Lambdoid synostosis is the rarest form of craniosynostosis, Heather learned, present in only 1 percent of all cases of synostosis. It occurs when one side of the lambdoid suture fuses at the back of the head, causing the skull to appear flat on one side. The goal of surgery is to reopen the fused suture and “remodel” the skull to a normal shape. As an alternative to traditional open surgery, a newer endoscopic procedure is less invasive, with less blood loss, a shorter hospital stay, and faster recovery time.

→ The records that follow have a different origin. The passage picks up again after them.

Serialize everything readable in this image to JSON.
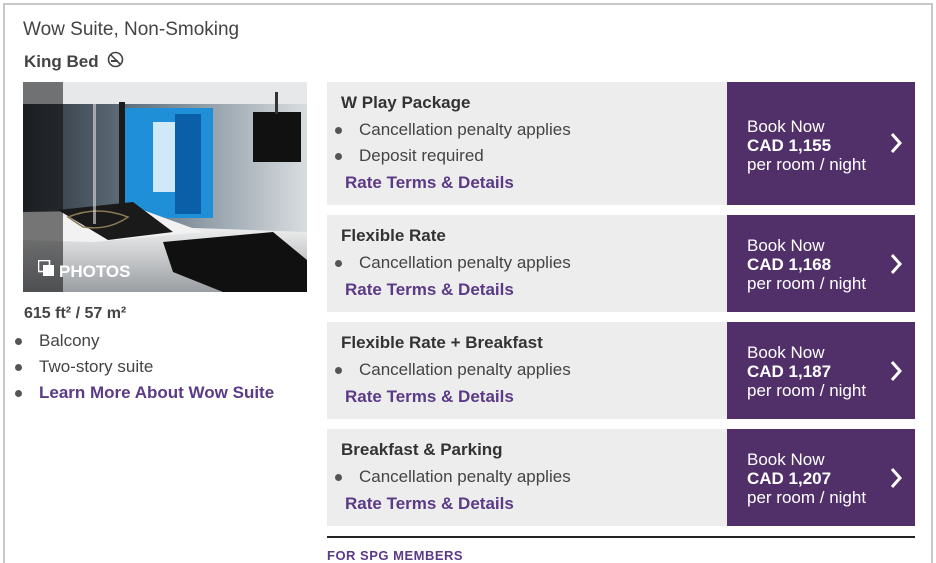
{
  "room": {
    "title": "Wow Suite, Non-Smoking",
    "bed": "King Bed",
    "photo_label": "PHOTOS",
    "size": "615 ft² / 57 m²",
    "features": [
      "Balcony",
      "Two-story suite"
    ],
    "learn_more": "Learn More About Wow Suite"
  },
  "rates": [
    {
      "name": "W Play Package",
      "bullets": [
        "Cancellation penalty applies",
        "Deposit required"
      ],
      "terms": "Rate Terms & Details",
      "book_label": "Book Now",
      "price": "CAD 1,155",
      "unit": "per room / night"
    },
    {
      "name": "Flexible Rate",
      "bullets": [
        "Cancellation penalty applies"
      ],
      "terms": "Rate Terms & Details",
      "book_label": "Book Now",
      "price": "CAD 1,168",
      "unit": "per room / night"
    },
    {
      "name": "Flexible Rate + Breakfast",
      "bullets": [
        "Cancellation penalty applies"
      ],
      "terms": "Rate Terms & Details",
      "book_label": "Book Now",
      "price": "CAD 1,187",
      "unit": "per room / night"
    },
    {
      "name": "Breakfast & Parking",
      "bullets": [
        "Cancellation penalty applies"
      ],
      "terms": "Rate Terms & Details",
      "book_label": "Book Now",
      "price": "CAD 1,207",
      "unit": "per room / night"
    }
  ],
  "members_heading": "FOR SPG MEMBERS",
  "colors": {
    "accent": "#51306a",
    "link": "#5b3a86",
    "panel": "#ededed"
  },
  "icons": {
    "no_smoking": "no-smoking-icon",
    "photos": "photos-gallery-icon",
    "book_arrow": "chevron-right-icon"
  }
}
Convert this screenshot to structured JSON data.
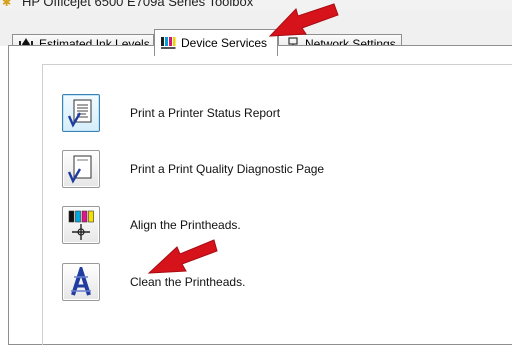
{
  "window": {
    "title": "HP Officejet 6500 E709a Series Toolbox"
  },
  "tabs": [
    {
      "label": "Estimated Ink Levels",
      "icon": "ink-drop-icon",
      "active": false
    },
    {
      "label": "Device Services",
      "icon": "ink-cartridges-icon",
      "active": true
    },
    {
      "label": "Network Settings",
      "icon": "network-icon",
      "active": false
    }
  ],
  "actions": [
    {
      "label": "Print a Printer Status Report",
      "icon": "status-report-icon"
    },
    {
      "label": "Print a Print Quality Diagnostic Page",
      "icon": "diagnostic-page-icon"
    },
    {
      "label": "Align the Printheads.",
      "icon": "align-printheads-icon"
    },
    {
      "label": "Clean the Printheads.",
      "icon": "clean-printheads-icon"
    }
  ],
  "annotations": [
    {
      "icon": "red-arrow-icon",
      "points_to": "Device Services"
    },
    {
      "icon": "red-arrow-icon",
      "points_to": "Clean the Printheads."
    }
  ],
  "colors": {
    "arrow": "#d6121b",
    "tab_border": "#8e8f8f",
    "icon_blue": "#1f3c9e"
  }
}
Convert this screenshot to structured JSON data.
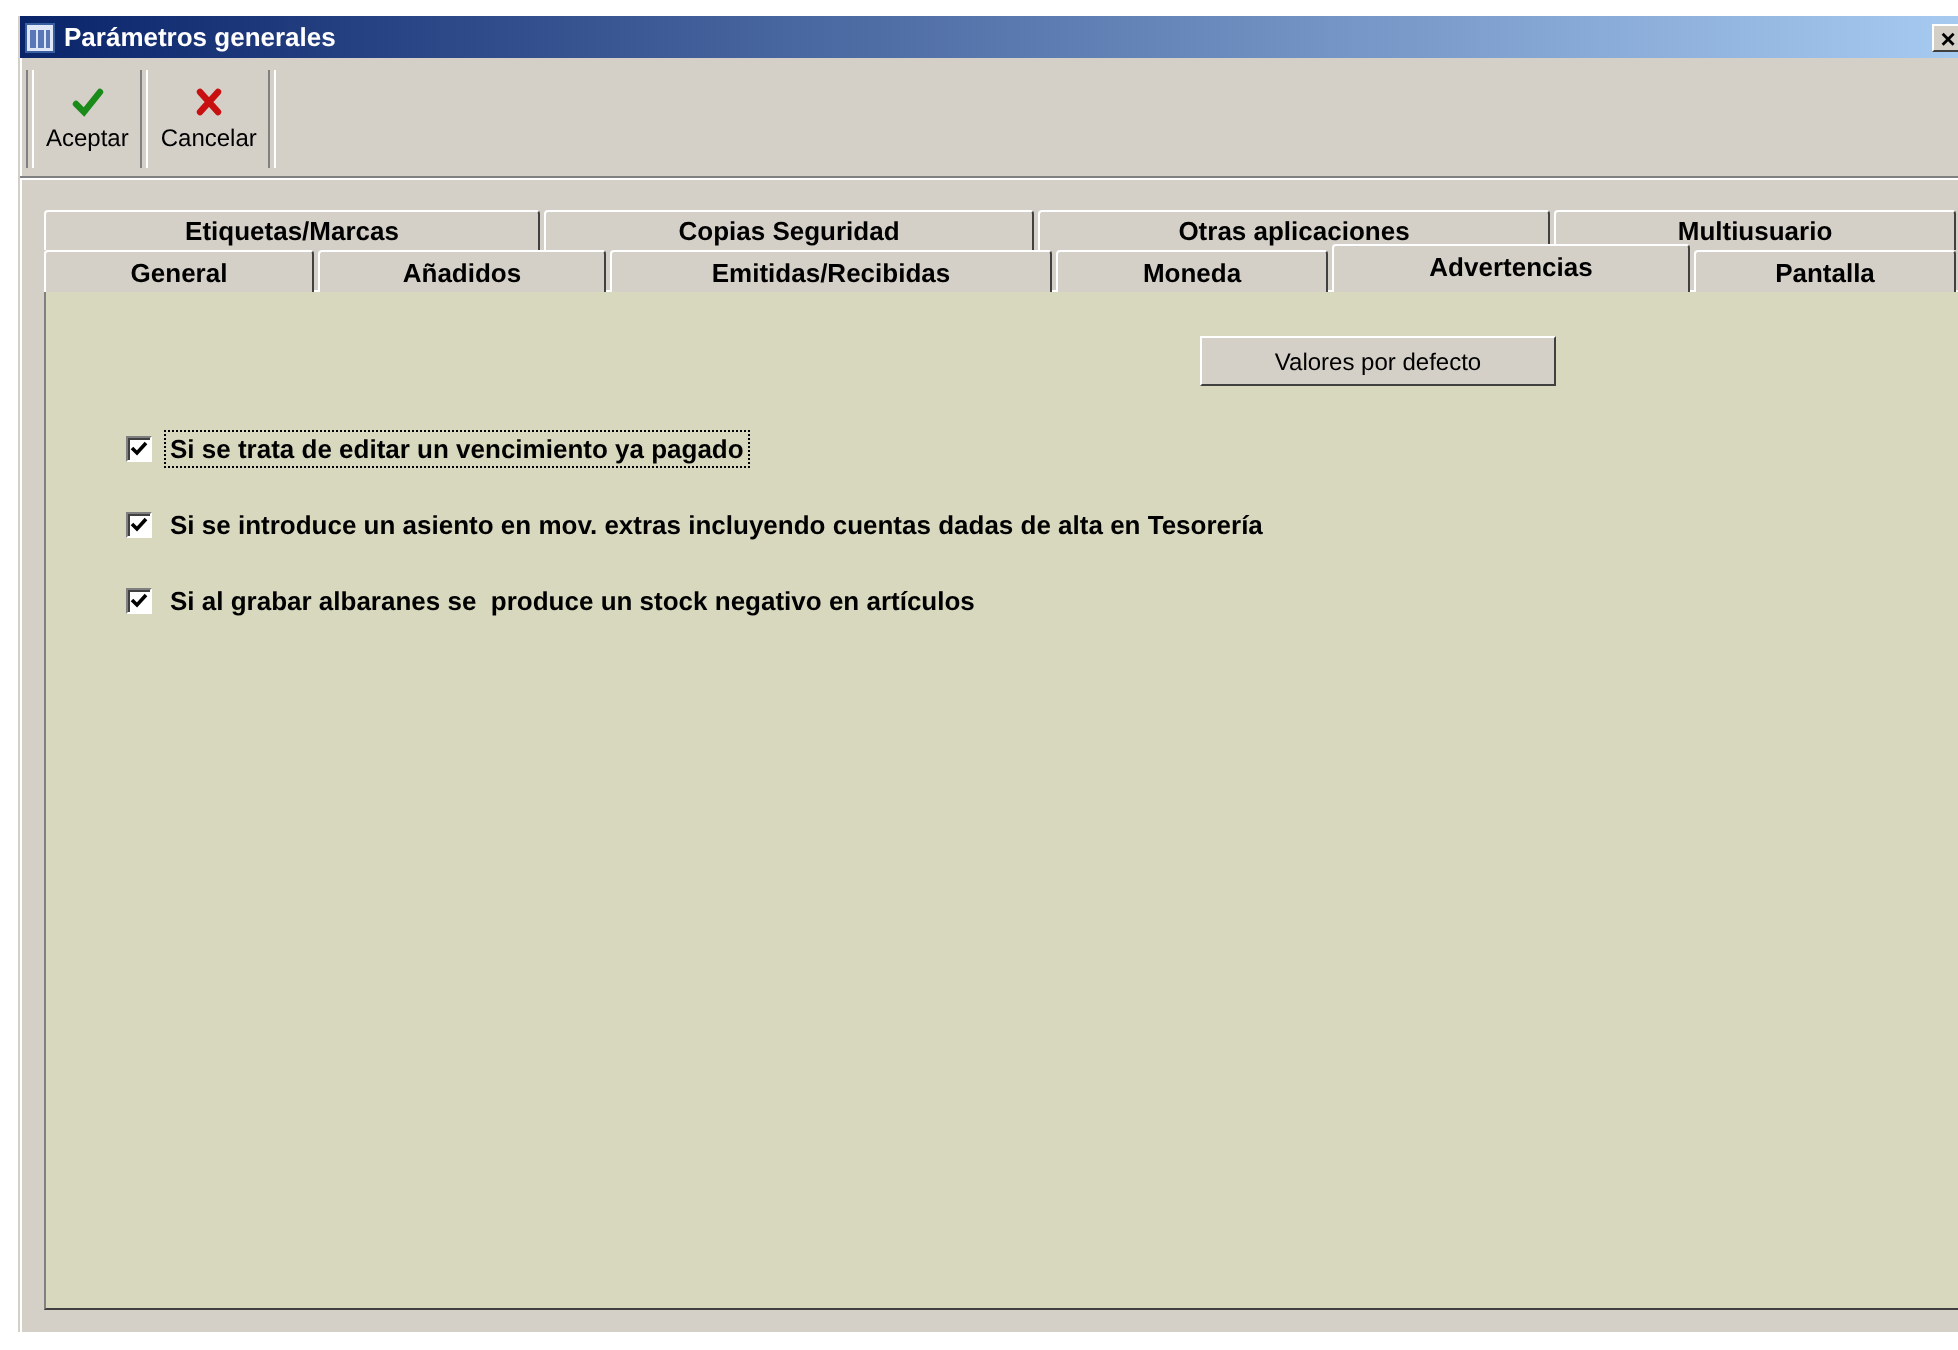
{
  "window": {
    "title": "Parámetros generales",
    "close": "×"
  },
  "toolbar": [
    {
      "kind": "accept",
      "label": "Aceptar"
    },
    {
      "kind": "cancel",
      "label": "Cancelar"
    }
  ],
  "tab_rows": [
    [
      {
        "label": "Etiquetas/Marcas",
        "selected": false
      },
      {
        "label": "Copias Seguridad",
        "selected": false
      },
      {
        "label": "Otras aplicaciones",
        "selected": false
      },
      {
        "label": "Multiusuario",
        "selected": false
      }
    ],
    [
      {
        "label": "General",
        "selected": false
      },
      {
        "label": "Añadidos",
        "selected": false
      },
      {
        "label": "Emitidas/Recibidas",
        "selected": false
      },
      {
        "label": "Moneda",
        "selected": false
      },
      {
        "label": "Advertencias",
        "selected": true
      },
      {
        "label": "Pantalla",
        "selected": false
      }
    ]
  ],
  "default_button": "Valores por defecto",
  "options": [
    {
      "label": "Si se trata de editar un vencimiento ya pagado",
      "checked": true,
      "focused": true
    },
    {
      "label": "Si se introduce un asiento en mov. extras incluyendo cuentas dadas de alta en Tesorería",
      "checked": true,
      "focused": false
    },
    {
      "label": "Si al grabar albaranes se  produce un stock negativo en artículos",
      "checked": true,
      "focused": false
    }
  ]
}
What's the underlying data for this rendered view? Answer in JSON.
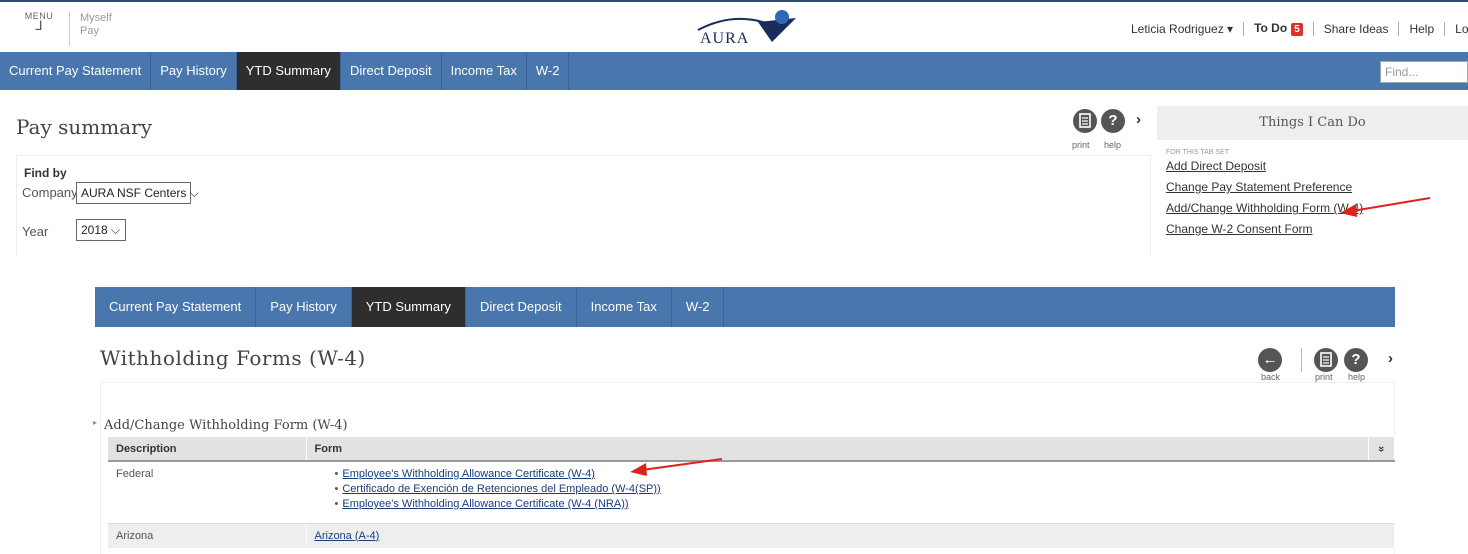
{
  "header": {
    "menu_label": "MENU",
    "menu_glyph": "⅃",
    "crumb_top": "Myself",
    "crumb_bottom": "Pay",
    "logo_text": "AURA",
    "user_name": "Leticia Rodriguez ▾",
    "todo_label": "To Do",
    "todo_count": "5",
    "share_ideas": "Share Ideas",
    "help": "Help",
    "logout": "Logout"
  },
  "nav": {
    "tabs": [
      "Current Pay Statement",
      "Pay History",
      "YTD Summary",
      "Direct Deposit",
      "Income Tax",
      "W-2"
    ],
    "active_tab": "YTD Summary",
    "find_placeholder": "Find..."
  },
  "pay_summary": {
    "title": "Pay summary",
    "print_label": "print",
    "help_label": "help",
    "find_by_title": "Find by",
    "company_label": "Company",
    "company_value": "AURA NSF Centers",
    "year_label": "Year",
    "year_value": "2018"
  },
  "things_i_can_do": {
    "heading": "Things I Can Do",
    "subheading": "FOR THIS TAB SET",
    "links": [
      "Add Direct Deposit",
      "Change Pay Statement Preference",
      "Add/Change Withholding Form (W-4)",
      "Change W-2 Consent Form"
    ]
  },
  "withholding": {
    "tabs": [
      "Current Pay Statement",
      "Pay History",
      "YTD Summary",
      "Direct Deposit",
      "Income Tax",
      "W-2"
    ],
    "active_tab": "YTD Summary",
    "title": "Withholding Forms (W-4)",
    "back_label": "back",
    "print_label": "print",
    "help_label": "help",
    "section_title": "Add/Change Withholding Form (W-4)",
    "table": {
      "headers": [
        "Description",
        "Form"
      ],
      "collapse_glyph": "»",
      "rows": [
        {
          "description": "Federal",
          "forms": [
            "Employee's Withholding Allowance Certificate (W-4)",
            "Certificado de Exención de Retenciones del Empleado (W-4(SP))",
            "Employee's Withholding Allowance Certificate (W-4 (NRA))"
          ]
        },
        {
          "description": "Arizona",
          "forms": [
            "Arizona (A-4)"
          ]
        }
      ]
    }
  },
  "colors": {
    "nav_blue": "#4876ad",
    "active_tab": "#2e2e2e",
    "badge_red": "#d9322b",
    "annotation_arrow": "#e0201b"
  }
}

The endoscopic surgery, which requires a year of helmet remodeling therapy to reshape the skull, works best on young infants because their rapid brain growth helps reposition the cranial bones.
To Heather’s relief, Kennedy still qualified for the newer, less invasive procedure. “Both Dr. Hoffman and Dr. Souweidane recommended that Kennedy have the endoscopic surgery with cranial helmeting,” says Heather. “They were confident that the results would be amazing, and they were right.”
The morning of the surgery Heather and Robert were hopeful, but terrified. “Seeing Kennedy in her hospital gown was heartbreaking,” says Heather. “We held her as they did the surgery prep, just praying that this would all be over soon.” When Dr. Hoffman walked in, Heather got even more emotional. “l told Dr. Hoffman to please take care of my baby and to do a great job, which sounds crazy to say to a surgeon, but I couldn’t myself. Handing her over was the hardest thing I’ve ever had to do.”
The couple sat anxiously in the waiting room during the two-and-a-half-hour procedure, until they received a text message from the operating room notifying them that the surgery was over. Dr. Hoffman appeared soon after to tell them Kennedy had done wonderfully and was in recovery. “We grabbed our things and ran to be by her side,” says Heather.
Kennedy looked great. Although lethargic from the pain medication and hoarse from the intubation, she was eating well and her incision looked great. She was discharged from the hospital the next day. But that night, Kennedy stopped eating. A worried Heather called Dr. Hoffman, who encouraged her to bring Kennedy back to the hospital in the morning. The baby was readmitted for IV hydration, but was soon discharged again without any further complications.
Shortly after that Kennedy was fitted for her first helmet, which she would need to wear for up to a year to reshape her head as she grew. It took Kennedy a few days to adjust to wearing the helmet, but Heather says that after the third day, it was as if she didn’t even know it was there.
“I was concerned that it might affect her ability to reach her milestones, given the added weight of the helmet,” she says, “but despite it, she met all of her goals on time, or even early. We were very fortunate to work with an amazing orthotist as per our surgeon's recommendation, and were very happy with the entire process.”
Heather was also glad for the opportunity to educate others about craniosynostosis – an opportunity she had often, as she and Kennedy were asked about the helmet quite a bit while out in public. “One child told her she looked like an astronaut, which I thought was adorable!” says Heather.
Meanwhile, Heather joined a Facebook support group for craniosynostosis and met other parents who were in the same situation. “Together we were able to share our stories and navigate this road together,” she says. “I found comfort in their success stories, and learned from their advice. Especially since Kennedy’s form of synostosis is so rare, and there is little data about it, it connected me to other parents who had gone through this process and helped me to make some difficult decisions. Now I am able to help other parents who were once in my situation.”
For more information about the Craniofacial Program, please contact:
Michelle M. Buontempo, MSN, RN, CCRN, CPNP
Craniofacial Program Coordinator
Weill Cornell Medicine
Pediatric Brain and Spine Center
525 E. 68th Street, Box 99, Room 2206
New York, NY 10065